*** Block opens ***
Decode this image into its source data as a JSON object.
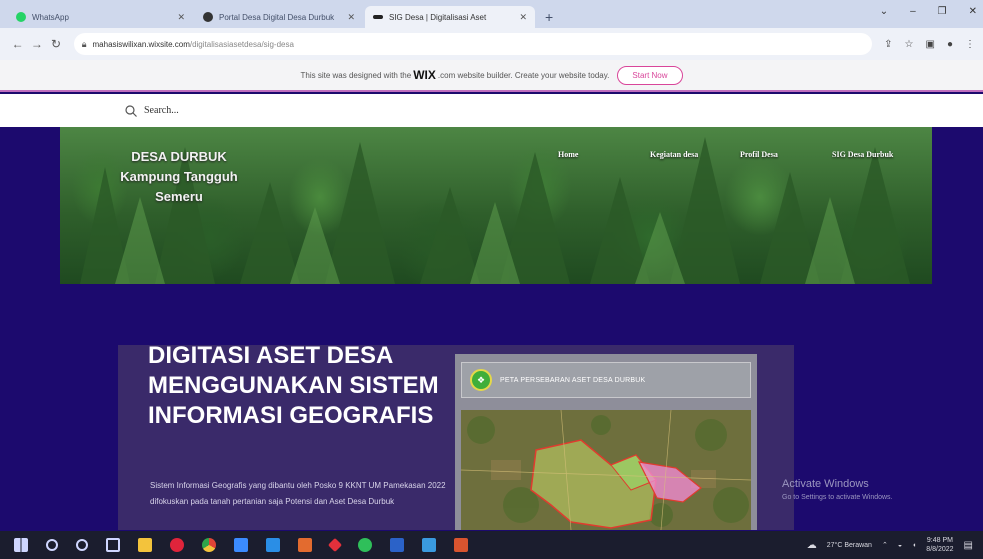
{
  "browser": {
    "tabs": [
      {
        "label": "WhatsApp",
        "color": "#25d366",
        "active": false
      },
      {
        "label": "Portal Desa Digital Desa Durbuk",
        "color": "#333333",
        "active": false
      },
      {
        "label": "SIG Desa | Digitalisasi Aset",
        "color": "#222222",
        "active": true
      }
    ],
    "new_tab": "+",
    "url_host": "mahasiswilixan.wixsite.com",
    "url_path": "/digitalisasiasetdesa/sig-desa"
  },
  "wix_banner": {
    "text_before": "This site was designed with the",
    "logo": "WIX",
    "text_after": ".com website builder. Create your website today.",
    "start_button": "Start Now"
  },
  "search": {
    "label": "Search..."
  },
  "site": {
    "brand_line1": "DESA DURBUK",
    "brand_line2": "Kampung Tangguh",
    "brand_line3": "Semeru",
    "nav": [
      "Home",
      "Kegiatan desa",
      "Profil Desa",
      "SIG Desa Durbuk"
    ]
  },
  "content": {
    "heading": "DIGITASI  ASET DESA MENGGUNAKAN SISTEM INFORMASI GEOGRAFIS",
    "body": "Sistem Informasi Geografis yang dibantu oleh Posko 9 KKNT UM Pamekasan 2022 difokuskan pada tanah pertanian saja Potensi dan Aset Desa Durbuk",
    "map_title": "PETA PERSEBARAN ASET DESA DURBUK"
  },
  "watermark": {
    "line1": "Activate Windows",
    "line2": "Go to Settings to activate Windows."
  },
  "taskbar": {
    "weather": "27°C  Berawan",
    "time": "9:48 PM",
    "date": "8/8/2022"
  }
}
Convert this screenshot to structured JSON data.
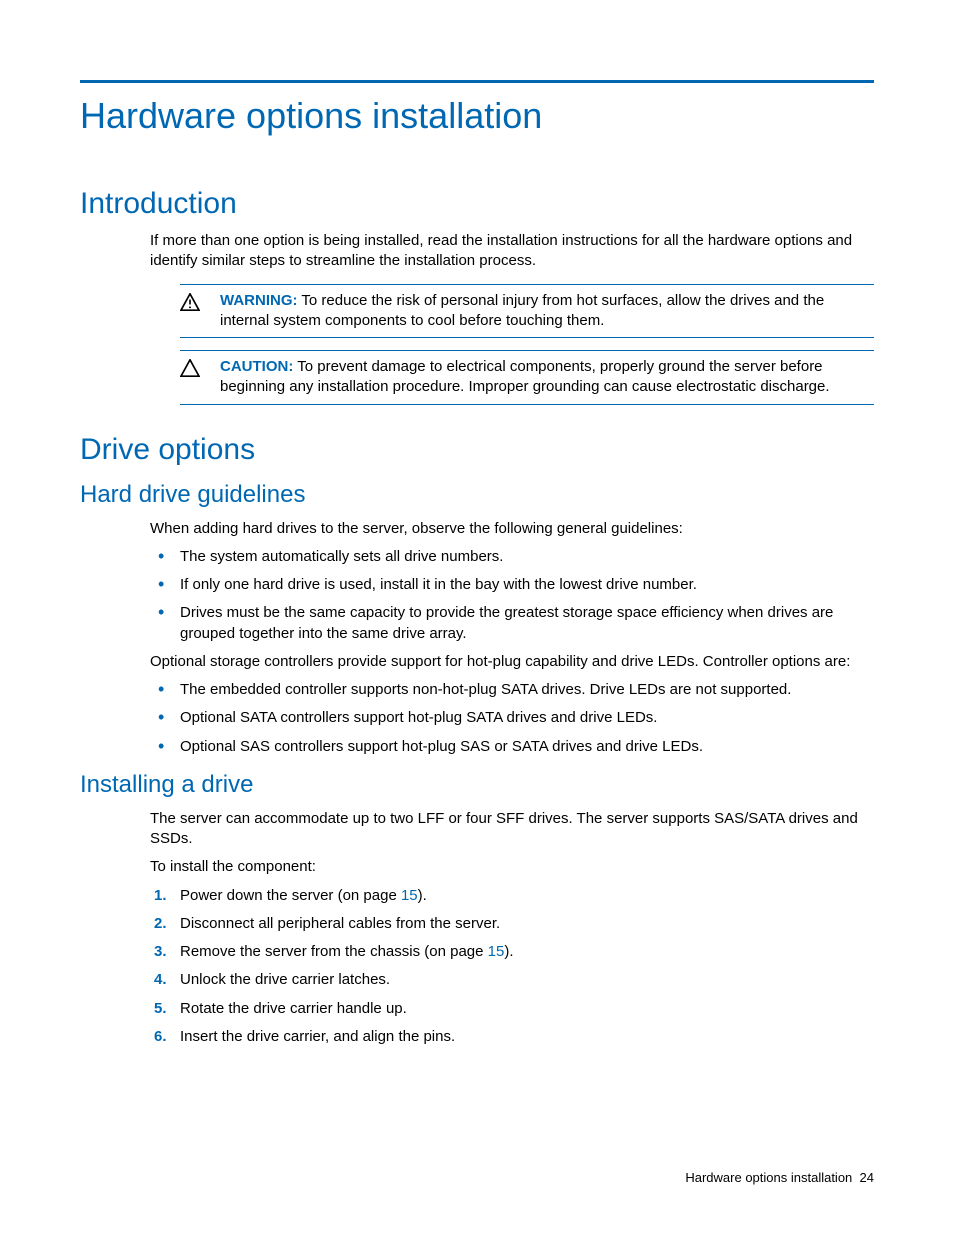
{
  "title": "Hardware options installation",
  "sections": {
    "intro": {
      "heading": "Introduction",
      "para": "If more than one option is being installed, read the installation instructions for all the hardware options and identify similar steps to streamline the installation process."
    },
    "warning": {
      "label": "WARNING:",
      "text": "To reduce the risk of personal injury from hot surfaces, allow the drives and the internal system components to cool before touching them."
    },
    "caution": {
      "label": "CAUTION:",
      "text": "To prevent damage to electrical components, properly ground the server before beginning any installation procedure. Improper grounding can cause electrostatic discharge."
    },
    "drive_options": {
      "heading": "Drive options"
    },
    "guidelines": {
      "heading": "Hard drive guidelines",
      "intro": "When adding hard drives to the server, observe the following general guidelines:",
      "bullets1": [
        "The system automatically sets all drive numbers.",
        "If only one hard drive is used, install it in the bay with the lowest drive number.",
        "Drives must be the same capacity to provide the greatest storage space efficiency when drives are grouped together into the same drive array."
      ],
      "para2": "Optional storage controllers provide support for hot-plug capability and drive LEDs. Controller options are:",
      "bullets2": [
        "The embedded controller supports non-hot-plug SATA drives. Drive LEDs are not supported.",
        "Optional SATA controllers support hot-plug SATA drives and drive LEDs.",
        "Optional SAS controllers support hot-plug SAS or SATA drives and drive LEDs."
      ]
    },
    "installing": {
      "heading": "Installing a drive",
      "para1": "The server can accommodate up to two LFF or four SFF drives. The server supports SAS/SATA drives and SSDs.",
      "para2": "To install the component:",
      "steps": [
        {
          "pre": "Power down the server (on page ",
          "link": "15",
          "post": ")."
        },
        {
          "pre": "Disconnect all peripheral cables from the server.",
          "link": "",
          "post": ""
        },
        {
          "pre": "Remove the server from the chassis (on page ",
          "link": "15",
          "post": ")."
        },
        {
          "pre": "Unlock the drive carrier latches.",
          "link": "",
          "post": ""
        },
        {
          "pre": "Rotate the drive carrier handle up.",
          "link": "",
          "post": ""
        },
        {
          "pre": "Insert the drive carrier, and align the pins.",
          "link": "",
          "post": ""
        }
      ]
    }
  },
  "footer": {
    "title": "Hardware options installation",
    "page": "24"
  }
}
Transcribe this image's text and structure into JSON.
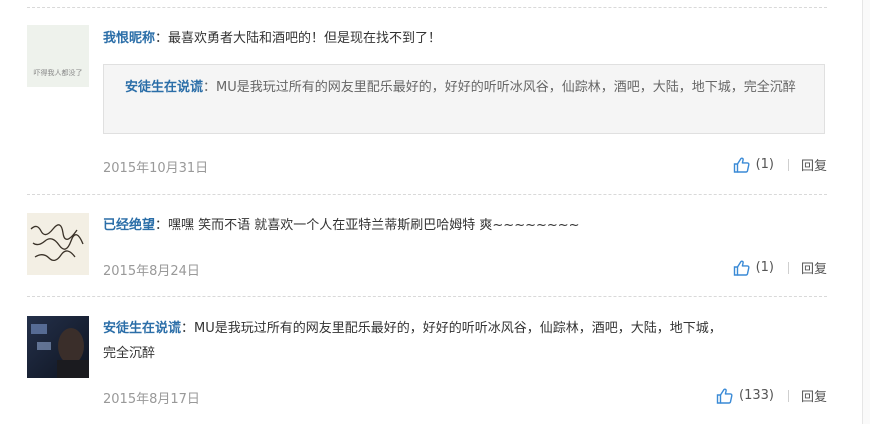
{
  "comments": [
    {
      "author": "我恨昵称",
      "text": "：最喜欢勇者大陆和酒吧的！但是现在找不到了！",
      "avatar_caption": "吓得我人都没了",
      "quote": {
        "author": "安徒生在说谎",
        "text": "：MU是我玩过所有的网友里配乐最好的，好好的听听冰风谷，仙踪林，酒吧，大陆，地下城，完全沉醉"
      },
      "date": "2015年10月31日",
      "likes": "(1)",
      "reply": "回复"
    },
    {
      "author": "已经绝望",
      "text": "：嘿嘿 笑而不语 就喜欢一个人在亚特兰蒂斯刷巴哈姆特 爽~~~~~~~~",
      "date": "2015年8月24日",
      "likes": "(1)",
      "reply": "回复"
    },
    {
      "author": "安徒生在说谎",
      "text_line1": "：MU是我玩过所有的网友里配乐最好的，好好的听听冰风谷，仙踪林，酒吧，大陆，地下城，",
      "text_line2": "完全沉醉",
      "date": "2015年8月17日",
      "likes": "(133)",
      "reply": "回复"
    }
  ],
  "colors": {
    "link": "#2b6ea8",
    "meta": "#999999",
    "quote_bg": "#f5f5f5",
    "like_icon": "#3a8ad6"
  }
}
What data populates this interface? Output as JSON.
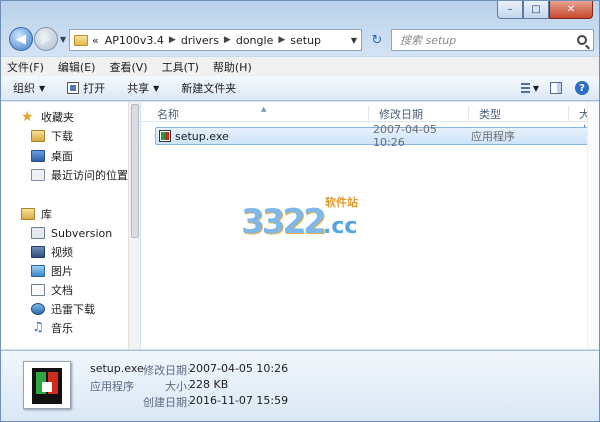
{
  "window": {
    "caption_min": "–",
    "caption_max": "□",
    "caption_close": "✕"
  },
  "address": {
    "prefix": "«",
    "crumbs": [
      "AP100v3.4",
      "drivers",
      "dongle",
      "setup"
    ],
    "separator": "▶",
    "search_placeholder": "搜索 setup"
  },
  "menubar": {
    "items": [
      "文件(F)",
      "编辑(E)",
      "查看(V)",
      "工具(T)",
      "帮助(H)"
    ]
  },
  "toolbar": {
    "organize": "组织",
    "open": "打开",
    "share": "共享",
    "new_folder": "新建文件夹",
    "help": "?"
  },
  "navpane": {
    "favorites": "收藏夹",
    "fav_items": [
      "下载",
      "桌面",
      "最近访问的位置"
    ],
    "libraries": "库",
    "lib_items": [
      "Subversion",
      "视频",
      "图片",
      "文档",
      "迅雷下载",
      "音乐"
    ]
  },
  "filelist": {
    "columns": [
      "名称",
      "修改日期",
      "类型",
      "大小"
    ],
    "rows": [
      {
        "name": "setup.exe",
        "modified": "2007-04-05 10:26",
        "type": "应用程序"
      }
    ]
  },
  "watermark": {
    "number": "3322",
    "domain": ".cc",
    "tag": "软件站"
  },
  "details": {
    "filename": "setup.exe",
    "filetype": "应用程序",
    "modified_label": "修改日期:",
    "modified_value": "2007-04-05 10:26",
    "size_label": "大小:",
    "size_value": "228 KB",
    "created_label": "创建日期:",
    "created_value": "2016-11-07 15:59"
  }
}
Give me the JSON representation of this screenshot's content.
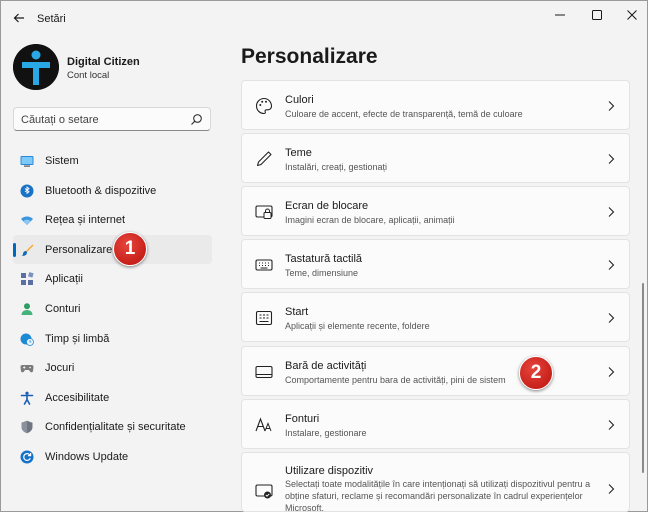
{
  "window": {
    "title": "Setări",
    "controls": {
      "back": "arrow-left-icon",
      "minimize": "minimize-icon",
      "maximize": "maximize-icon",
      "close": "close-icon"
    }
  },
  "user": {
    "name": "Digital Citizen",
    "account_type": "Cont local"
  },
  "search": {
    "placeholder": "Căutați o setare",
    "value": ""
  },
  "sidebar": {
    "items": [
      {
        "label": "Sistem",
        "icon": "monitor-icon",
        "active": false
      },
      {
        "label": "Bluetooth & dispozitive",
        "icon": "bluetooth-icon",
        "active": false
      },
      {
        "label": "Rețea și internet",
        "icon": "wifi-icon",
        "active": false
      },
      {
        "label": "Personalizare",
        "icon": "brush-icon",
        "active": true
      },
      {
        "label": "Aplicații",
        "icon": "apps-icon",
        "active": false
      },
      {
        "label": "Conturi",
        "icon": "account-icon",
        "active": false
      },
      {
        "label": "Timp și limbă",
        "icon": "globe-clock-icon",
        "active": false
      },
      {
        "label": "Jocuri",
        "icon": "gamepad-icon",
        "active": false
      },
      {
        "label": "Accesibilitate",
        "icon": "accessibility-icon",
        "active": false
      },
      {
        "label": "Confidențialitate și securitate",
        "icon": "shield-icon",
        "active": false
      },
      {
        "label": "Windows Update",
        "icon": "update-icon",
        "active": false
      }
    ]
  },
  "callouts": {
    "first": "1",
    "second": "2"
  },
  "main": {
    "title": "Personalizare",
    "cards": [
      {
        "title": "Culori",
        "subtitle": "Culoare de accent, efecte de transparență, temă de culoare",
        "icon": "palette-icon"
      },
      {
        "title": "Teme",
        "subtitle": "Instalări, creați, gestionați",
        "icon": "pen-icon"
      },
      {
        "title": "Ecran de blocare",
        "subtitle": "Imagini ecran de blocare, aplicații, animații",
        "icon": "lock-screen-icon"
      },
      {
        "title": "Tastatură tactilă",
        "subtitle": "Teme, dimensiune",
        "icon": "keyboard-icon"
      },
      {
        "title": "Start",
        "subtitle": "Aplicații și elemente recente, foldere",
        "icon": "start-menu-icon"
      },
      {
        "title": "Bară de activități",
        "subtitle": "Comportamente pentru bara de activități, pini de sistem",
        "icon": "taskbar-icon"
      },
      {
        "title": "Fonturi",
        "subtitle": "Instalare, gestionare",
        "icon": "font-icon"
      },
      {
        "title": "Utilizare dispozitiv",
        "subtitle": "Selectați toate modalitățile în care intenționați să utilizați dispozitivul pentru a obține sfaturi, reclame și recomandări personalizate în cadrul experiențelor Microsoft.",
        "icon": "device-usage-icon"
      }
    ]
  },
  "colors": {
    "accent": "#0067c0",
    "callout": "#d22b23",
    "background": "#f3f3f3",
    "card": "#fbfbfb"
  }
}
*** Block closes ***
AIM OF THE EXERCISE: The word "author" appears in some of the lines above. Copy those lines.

ANSWER TO THE PROBLEM:
      "author": "我恨昵称",
        "author": "安徒生在说谎",
      "author": "已经绝望",
      "author": "安徒生在说谎",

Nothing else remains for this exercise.